Problems that are “problematic”

Students need to experience a wide range of problems so that they can develop skills and strategies that have realworld relevance. This principle is embedded in the stem to the achievement objectives in the mathematics curriculum.

In a range of meaningful contexts, students will be engaged in thinking mathematically and statistically. They will solve problems and model situations that require them to …

A good problem is “problematic” – it is centred around a genuine problem. Unlike “problems” that can be solved by applying a simple procedure, problematic tasks challenge students’ thinking and involve them in testing, proving, explaining, reflecting, and interpreting. Such tasks:

  • are accessible and extendable
  • allow individuals to make decisions
  • promote discussion and communication
  • encourage originality and invention
  • encourage “what if?” and “what if not?” questions
  • contain an element of surprise.

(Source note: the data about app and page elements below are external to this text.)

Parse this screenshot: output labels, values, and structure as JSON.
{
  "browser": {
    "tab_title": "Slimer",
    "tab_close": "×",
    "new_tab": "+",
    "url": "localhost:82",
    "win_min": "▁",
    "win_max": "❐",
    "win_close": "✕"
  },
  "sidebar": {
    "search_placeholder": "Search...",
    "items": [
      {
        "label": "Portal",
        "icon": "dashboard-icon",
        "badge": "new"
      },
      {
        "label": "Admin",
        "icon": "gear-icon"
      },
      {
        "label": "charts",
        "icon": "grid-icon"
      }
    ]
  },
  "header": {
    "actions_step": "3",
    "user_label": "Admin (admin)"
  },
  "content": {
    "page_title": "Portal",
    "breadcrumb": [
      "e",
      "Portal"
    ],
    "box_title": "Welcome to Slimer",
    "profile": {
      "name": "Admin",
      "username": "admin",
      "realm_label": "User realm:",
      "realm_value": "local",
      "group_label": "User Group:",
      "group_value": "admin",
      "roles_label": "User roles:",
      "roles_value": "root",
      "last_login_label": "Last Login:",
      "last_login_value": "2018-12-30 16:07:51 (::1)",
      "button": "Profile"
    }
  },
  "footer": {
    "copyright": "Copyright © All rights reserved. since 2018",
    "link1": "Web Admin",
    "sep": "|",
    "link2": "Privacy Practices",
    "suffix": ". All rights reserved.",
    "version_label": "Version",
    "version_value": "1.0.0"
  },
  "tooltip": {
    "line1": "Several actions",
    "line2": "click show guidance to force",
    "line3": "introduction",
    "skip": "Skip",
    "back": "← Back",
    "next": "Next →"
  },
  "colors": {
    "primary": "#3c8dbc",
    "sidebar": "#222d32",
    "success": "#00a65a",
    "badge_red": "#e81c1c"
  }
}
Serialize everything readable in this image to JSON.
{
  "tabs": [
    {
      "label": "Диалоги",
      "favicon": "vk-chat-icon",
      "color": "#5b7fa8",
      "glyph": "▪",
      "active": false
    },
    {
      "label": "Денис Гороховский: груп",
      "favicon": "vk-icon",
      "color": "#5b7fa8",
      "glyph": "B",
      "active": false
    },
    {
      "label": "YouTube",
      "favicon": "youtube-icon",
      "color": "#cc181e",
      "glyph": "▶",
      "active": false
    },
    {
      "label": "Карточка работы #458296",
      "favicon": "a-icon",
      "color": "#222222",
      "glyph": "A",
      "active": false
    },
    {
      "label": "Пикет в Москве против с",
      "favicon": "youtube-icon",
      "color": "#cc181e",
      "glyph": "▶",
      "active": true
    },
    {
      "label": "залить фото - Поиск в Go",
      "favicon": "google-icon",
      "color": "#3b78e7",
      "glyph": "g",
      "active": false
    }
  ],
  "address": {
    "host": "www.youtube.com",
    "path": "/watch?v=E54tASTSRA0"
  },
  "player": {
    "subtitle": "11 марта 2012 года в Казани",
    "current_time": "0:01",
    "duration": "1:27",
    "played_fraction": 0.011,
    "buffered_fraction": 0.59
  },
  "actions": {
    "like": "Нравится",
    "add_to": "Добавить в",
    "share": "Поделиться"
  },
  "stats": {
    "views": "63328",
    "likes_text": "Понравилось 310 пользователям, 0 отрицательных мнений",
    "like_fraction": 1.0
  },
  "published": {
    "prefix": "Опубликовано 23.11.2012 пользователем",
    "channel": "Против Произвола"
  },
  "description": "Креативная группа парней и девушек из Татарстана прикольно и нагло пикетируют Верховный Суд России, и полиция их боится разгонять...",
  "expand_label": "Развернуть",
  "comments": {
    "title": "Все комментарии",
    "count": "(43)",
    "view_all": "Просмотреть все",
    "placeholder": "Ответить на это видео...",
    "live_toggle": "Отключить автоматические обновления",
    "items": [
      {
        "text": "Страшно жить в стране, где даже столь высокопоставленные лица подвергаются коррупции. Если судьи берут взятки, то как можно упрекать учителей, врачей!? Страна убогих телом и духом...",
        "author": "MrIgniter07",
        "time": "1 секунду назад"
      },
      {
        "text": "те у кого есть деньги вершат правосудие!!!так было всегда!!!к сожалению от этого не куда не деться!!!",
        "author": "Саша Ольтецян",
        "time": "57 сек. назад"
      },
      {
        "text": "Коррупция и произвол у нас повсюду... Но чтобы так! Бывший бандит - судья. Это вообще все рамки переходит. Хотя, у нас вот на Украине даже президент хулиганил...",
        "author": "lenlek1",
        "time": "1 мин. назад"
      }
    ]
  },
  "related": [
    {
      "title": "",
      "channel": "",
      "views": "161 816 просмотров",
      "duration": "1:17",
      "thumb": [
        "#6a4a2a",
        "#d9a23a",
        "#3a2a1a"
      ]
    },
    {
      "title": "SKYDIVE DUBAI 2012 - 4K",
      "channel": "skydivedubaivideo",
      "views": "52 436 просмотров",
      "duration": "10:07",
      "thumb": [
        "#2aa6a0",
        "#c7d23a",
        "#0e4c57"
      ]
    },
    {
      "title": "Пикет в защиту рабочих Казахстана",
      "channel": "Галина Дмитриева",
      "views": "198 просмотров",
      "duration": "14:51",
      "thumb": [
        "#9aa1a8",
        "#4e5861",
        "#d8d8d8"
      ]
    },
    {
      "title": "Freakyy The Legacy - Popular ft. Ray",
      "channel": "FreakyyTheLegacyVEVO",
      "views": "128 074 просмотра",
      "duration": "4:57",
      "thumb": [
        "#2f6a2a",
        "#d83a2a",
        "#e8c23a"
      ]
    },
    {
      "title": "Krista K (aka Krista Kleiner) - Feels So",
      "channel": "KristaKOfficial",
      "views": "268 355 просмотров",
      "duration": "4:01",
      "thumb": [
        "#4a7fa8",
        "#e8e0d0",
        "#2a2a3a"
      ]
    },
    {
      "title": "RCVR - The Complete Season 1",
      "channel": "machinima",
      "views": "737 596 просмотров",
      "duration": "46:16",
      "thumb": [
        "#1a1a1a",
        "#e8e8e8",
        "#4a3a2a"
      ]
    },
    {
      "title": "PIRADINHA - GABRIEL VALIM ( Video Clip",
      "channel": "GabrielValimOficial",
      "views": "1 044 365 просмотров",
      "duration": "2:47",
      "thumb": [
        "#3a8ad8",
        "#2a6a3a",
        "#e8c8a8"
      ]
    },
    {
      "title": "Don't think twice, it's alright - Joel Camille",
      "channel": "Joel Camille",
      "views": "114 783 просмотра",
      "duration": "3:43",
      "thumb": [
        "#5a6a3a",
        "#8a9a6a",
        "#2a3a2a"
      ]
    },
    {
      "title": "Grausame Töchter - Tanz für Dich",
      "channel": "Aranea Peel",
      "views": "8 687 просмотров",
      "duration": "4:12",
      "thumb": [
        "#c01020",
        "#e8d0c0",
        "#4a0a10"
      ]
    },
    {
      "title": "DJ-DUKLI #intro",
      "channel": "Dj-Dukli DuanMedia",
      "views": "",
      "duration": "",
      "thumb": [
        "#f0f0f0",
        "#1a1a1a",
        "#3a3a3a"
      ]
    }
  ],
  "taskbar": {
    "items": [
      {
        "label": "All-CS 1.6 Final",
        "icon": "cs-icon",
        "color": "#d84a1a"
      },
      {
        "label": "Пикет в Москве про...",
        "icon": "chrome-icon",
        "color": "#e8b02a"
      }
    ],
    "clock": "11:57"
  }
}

          Adapted from Ahmed, 1987

A problematic task offers serious potential for discussion and learning. When students explain their ideas, respond to the ideas of others, and allow their thinking to be challenged, they are “doing maths”. For those who think maths is all about “getting it right” and who need the positive reinforcement of long lines of ticks next to “answers” in their books, this can be difficult to accept. But students need to be weaned from this counterproductive orientation.

… studies suggest that a classroom orientation that consistently defines task outcomes in terms of the answers rather than the thinking processes entailed in reaching the answers negatively affects the thinking processes and mathematical identities of learners.

          Anthony and Walshaw, 2007, page 122

Where teachers value process over answers, the emphasis shifts from “Did you get it right?” to “Do you understand?” and “What did we learn?” Teachers need to make this emphasis explicit.

Getting real

Word problems are usually attempts to put mathematics into contexts, but putting problems into words doesn’t automatically make them real. This can be an issue for students, who get confused by the fact that, simultaneously, they have to pay attention to things that they would normally ignore and ignore things that they would normally assume mattered.

Think about ways in which this word problem is unrealistic:

A caterer at a wedding supplies 5 pavlovas. At the end of the wedding, she sees three quarters of all the pavlovas were eaten. How many pavlovas were eaten?

Most obviously, why would a caterer ever bother with such a calculation? They could hardly assume that, next time around, they should only provide 3 ¾ pavlovas!

The challenge for teachers is to provide students with problems that draw on their experience of reality, rather than asking them to suspend it.

Such authentic contexts provide sense-making and experientially real situations for children, rather than simply serve as cover stories for proceduralised and frequently irrelevant tasks.

          English, 2004, page 3

Mathematical problems do not, however, need to be set in reallife contexts. Imaginative contexts can provide engaging and engrossing opportunities for mathematical explorations. And playfulness and humour can increase student engagement and encourage creative thinking.

Watson (2004) argues that ‘realistic’ does not mean that tasks must necessarily involve real contexts … she advocates that tasks should be seen as ‘realistic’ not because they relate to any particular everyday context, but because they make students think in ‘real’ ways.

          Anthony and Walshaw, 2007, page 114

For an example of a rich mathematical problem set in a mythical context, see the Icarus and Daedalus problem on the Math Pickle website at http://www.youtube.com/watch?v=R4oINmqHXVY&feature=player_embedded#!

Unpacking word problems

ALiM students are likely to need deliberate support in interpreting word problems. But it is important not to begin by unpacking the problem for them, assuming that they are incapable of getting meaning from the words. Instead of supporting them to learn, this will encourage dependency. Rather, expect the students to do their utmost (working individually or in twos or threes) to make sense of the problem, and then get them to explain to you what they believe it is about. You can then support them to complete the interpretation process.

Don’t be too tidy

The way word problems are constructed can limit student thinking. Real-life problems rarely have a single, straightforward solution, so students need exposure to problems that allow for different solutions. Such problems are important in shifting the focus from the answer to the mathematical thinking involved.

It is also important that students (including ALiM students) are not restricted to problems that have tidy, whole number solutions. If they are, they will be ill-equipped to deal with more realistic problems, which typically involve messier numbers, both as inputs (for example, measurement data) and as solutions. Real-life problems will provide students with the impetus and need to move beyond the set of counting numbers.

Back to Resource 12: Challenging students with problems